It is hard to overstate just how much the monsoon affects every aspect of sociopolitical life in India. Nowhere else perhaps is there as much pressure on a natural phenomenon to perform well as there is on the monsoon in India. A deficit monsoon can overhaul the results of elections and send the Sensex into a freefall, while a normal or robust season is conveniently viewed as a mandate for a particular political party. For instance, the above normal monsoon in 2019, a month into the Narendra Modi-led rightwing government’s second term in power, helped boost his already popular image among farmers, the largest vote-bank in the country. It is little wonder, then, that the monsoon has long ceased to be a subject of prosaic conversation about weather in the country, and is used instead as a potent political tool. Weather reports released by IMD are – unofficially of course – under the strict control of various governments. Given that no political party in power wants a drought or famine on its record, less than satisfactory rains can be underreported, or the upward progress of the monsoon winds hastened to keep stock markets from crashing. While there is no overt censorship of data – yet – in the mainstream national media, it is in the regional media, over anecdotal exchanging of information and combing private documentation on social-media accounts, that the true health of a year’s monsoon can be determined.
Such politicking over the weather has hardly been harmless. For instance, less than true reports of good rains and dams filling up as per normal can, and in the past have, ignited water wars between Karnataka and the neighbouring state of Tamil Nadu. The Cauvery water dispute is a complicated, century-old fight over sharing waters of the river of that name – the lifeline for farmers in both states – between the higher plateaued Karnataka, where the river originates, and the lower-lying regions of Tamil Nadu. As I write this, the latter is set to add a fresh layer to the ongoing tussle with plans to build a dam in Mekedatu, a village at the border of the two states. Tamil Nadu fears the dam would change the terms and conditions of the existing sharing agreement. Closer to my home, when delayed and deficit rains go unrecognised, as has often been the case in Kodagu, a district known for abundant, infuriatingly long monsoons, state budgets can be set to ignore crop failures, fair allocation of crop support and allowances for possible droughts. If and when such realities are shoved under proverbial carpets in more villages and districts across the country under the guise of political manoeuvring, we end up in a country that fails to acknowledge the woes of its biggest demographic.

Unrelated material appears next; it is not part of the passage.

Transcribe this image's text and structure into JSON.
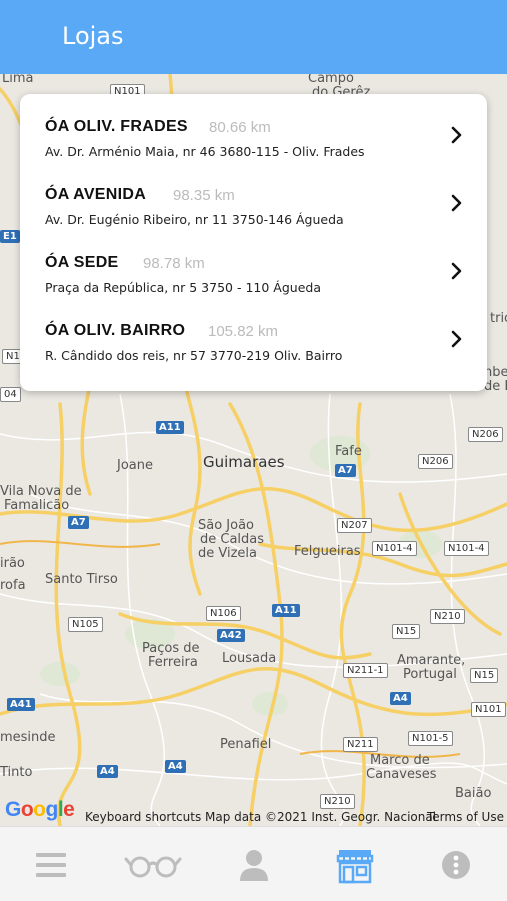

The monsoon remains replete in music – like in the iconic Ab Ke Sawan Aise Barse (“In this sawan month, the way the rains fall…”) by Hindustani vocalist Shubha Mudgal, a song that reiterates every romanticised notion of the first rains, poetry and literature. But as it gathers steam and speeds across the country, the rain habitually cause floods and destruction in many states. By the time the monsoon withdraws from the subcontinent, it is a mixed bag of the incidents it leaves behind – perhaps a good year for the farmer, a changed fate for the politician, some destruction, some succour.